The whole listing, please: repeat it exactly, with the pictures left out.
------
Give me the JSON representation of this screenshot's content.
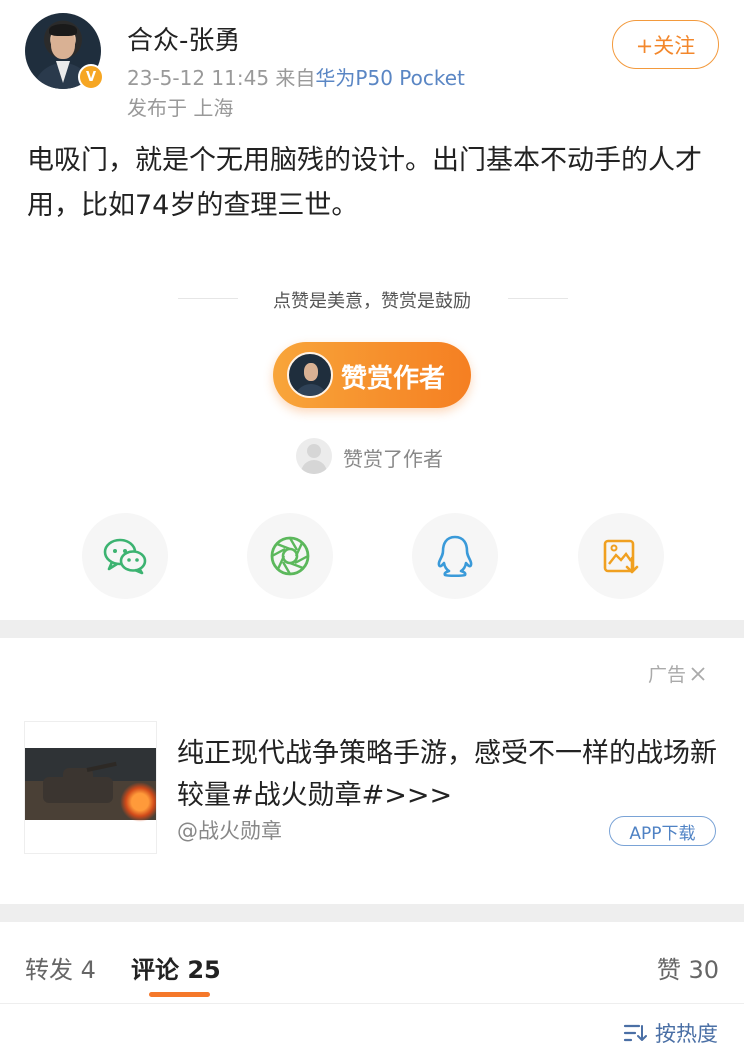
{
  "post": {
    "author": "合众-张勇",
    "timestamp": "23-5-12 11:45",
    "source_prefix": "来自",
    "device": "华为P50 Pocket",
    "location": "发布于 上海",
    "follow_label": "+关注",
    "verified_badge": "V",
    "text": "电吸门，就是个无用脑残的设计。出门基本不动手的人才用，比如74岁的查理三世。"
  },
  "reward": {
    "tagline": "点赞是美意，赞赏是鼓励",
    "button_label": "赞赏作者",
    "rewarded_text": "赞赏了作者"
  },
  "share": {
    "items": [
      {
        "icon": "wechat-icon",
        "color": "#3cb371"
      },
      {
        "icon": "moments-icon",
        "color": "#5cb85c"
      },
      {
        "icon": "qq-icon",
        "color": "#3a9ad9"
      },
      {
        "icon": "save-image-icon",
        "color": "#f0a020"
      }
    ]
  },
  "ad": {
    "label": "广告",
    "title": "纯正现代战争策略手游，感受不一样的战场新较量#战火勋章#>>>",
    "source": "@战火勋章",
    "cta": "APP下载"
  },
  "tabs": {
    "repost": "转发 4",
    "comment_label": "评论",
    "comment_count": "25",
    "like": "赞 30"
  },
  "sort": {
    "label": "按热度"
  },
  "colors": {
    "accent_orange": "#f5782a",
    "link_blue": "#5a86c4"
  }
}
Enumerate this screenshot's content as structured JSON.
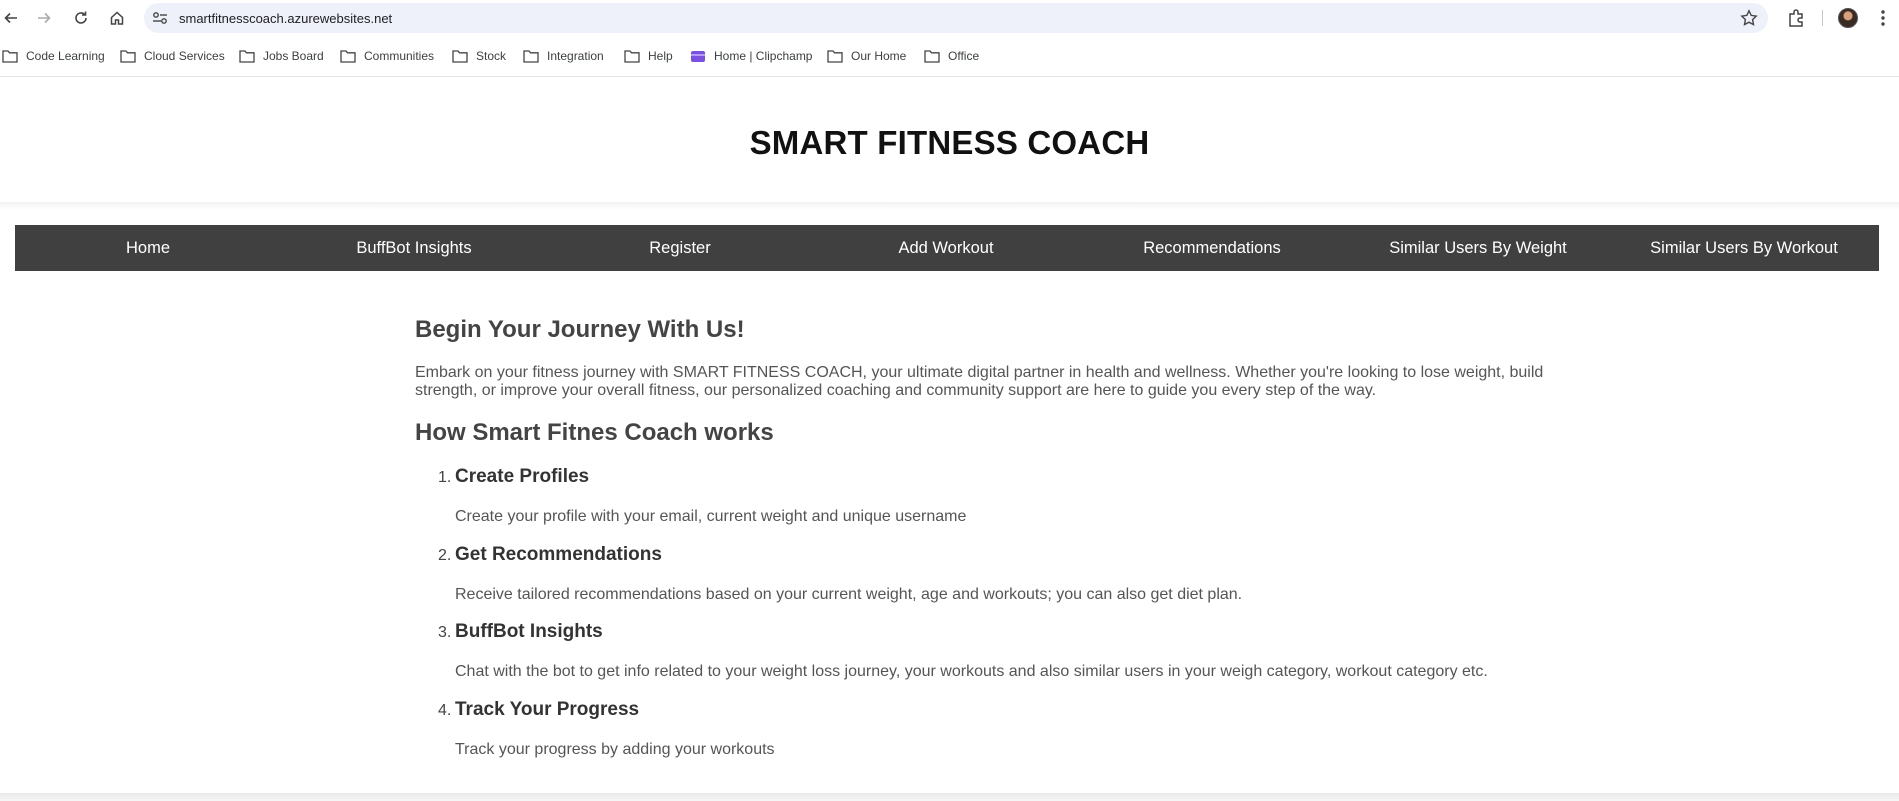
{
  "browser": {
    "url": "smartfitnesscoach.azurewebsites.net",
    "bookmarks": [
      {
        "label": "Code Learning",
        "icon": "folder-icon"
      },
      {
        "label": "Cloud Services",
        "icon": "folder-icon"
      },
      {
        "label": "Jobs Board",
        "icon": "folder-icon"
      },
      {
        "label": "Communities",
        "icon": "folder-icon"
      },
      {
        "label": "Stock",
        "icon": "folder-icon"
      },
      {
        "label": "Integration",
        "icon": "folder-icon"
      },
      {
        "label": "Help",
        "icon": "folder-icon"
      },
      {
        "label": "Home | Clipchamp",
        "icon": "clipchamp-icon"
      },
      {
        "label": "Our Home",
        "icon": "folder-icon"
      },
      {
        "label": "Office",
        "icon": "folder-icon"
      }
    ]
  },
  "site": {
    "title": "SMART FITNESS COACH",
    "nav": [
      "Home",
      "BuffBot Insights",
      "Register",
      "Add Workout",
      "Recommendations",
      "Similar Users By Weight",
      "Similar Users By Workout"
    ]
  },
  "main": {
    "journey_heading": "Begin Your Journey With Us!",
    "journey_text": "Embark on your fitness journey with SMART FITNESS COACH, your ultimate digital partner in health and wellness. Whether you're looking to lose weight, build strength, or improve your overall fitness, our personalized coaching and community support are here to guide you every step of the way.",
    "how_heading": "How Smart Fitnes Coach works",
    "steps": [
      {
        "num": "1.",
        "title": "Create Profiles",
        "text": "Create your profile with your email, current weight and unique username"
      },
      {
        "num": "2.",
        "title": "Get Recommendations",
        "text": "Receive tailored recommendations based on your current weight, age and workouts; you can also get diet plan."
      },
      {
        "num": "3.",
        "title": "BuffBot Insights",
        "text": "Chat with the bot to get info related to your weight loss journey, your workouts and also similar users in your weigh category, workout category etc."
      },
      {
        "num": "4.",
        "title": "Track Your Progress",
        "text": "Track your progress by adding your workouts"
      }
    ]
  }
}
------
Result for this task -
Give me the JSON representation of this screenshot's content.
{
  "post": {
    "author": "合众-张勇",
    "timestamp": "23-5-12 11:45",
    "source_prefix": "来自",
    "device": "华为P50 Pocket",
    "location": "发布于 上海",
    "follow_label": "+关注",
    "verified_badge": "V",
    "text": "电吸门，就是个无用脑残的设计。出门基本不动手的人才用，比如74岁的查理三世。"
  },
  "reward": {
    "tagline": "点赞是美意，赞赏是鼓励",
    "button_label": "赞赏作者",
    "rewarded_text": "赞赏了作者"
  },
  "share": {
    "items": [
      {
        "icon": "wechat-icon",
        "color": "#3cb371"
      },
      {
        "icon": "moments-icon",
        "color": "#5cb85c"
      },
      {
        "icon": "qq-icon",
        "color": "#3a9ad9"
      },
      {
        "icon": "save-image-icon",
        "color": "#f0a020"
      }
    ]
  },
  "ad": {
    "label": "广告",
    "title": "纯正现代战争策略手游，感受不一样的战场新较量#战火勋章#>>>",
    "source": "@战火勋章",
    "cta": "APP下载"
  },
  "tabs": {
    "repost": "转发 4",
    "comment_label": "评论",
    "comment_count": "25",
    "like": "赞 30"
  },
  "sort": {
    "label": "按热度"
  },
  "colors": {
    "accent_orange": "#f5782a",
    "link_blue": "#5a86c4"
  }
}
Enumerate this screenshot's content as structured JSON.
{
  "browser": {
    "url": "smartfitnesscoach.azurewebsites.net",
    "bookmarks": [
      {
        "label": "Code Learning",
        "icon": "folder-icon"
      },
      {
        "label": "Cloud Services",
        "icon": "folder-icon"
      },
      {
        "label": "Jobs Board",
        "icon": "folder-icon"
      },
      {
        "label": "Communities",
        "icon": "folder-icon"
      },
      {
        "label": "Stock",
        "icon": "folder-icon"
      },
      {
        "label": "Integration",
        "icon": "folder-icon"
      },
      {
        "label": "Help",
        "icon": "folder-icon"
      },
      {
        "label": "Home | Clipchamp",
        "icon": "clipchamp-icon"
      },
      {
        "label": "Our Home",
        "icon": "folder-icon"
      },
      {
        "label": "Office",
        "icon": "folder-icon"
      }
    ]
  },
  "site": {
    "title": "SMART FITNESS COACH",
    "nav": [
      "Home",
      "BuffBot Insights",
      "Register",
      "Add Workout",
      "Recommendations",
      "Similar Users By Weight",
      "Similar Users By Workout"
    ]
  },
  "main": {
    "journey_heading": "Begin Your Journey With Us!",
    "journey_text": "Embark on your fitness journey with SMART FITNESS COACH, your ultimate digital partner in health and wellness. Whether you're looking to lose weight, build strength, or improve your overall fitness, our personalized coaching and community support are here to guide you every step of the way.",
    "how_heading": "How Smart Fitnes Coach works",
    "steps": [
      {
        "num": "1.",
        "title": "Create Profiles",
        "text": "Create your profile with your email, current weight and unique username"
      },
      {
        "num": "2.",
        "title": "Get Recommendations",
        "text": "Receive tailored recommendations based on your current weight, age and workouts; you can also get diet plan."
      },
      {
        "num": "3.",
        "title": "BuffBot Insights",
        "text": "Chat with the bot to get info related to your weight loss journey, your workouts and also similar users in your weigh category, workout category etc."
      },
      {
        "num": "4.",
        "title": "Track Your Progress",
        "text": "Track your progress by adding your workouts"
      }
    ]
  }
}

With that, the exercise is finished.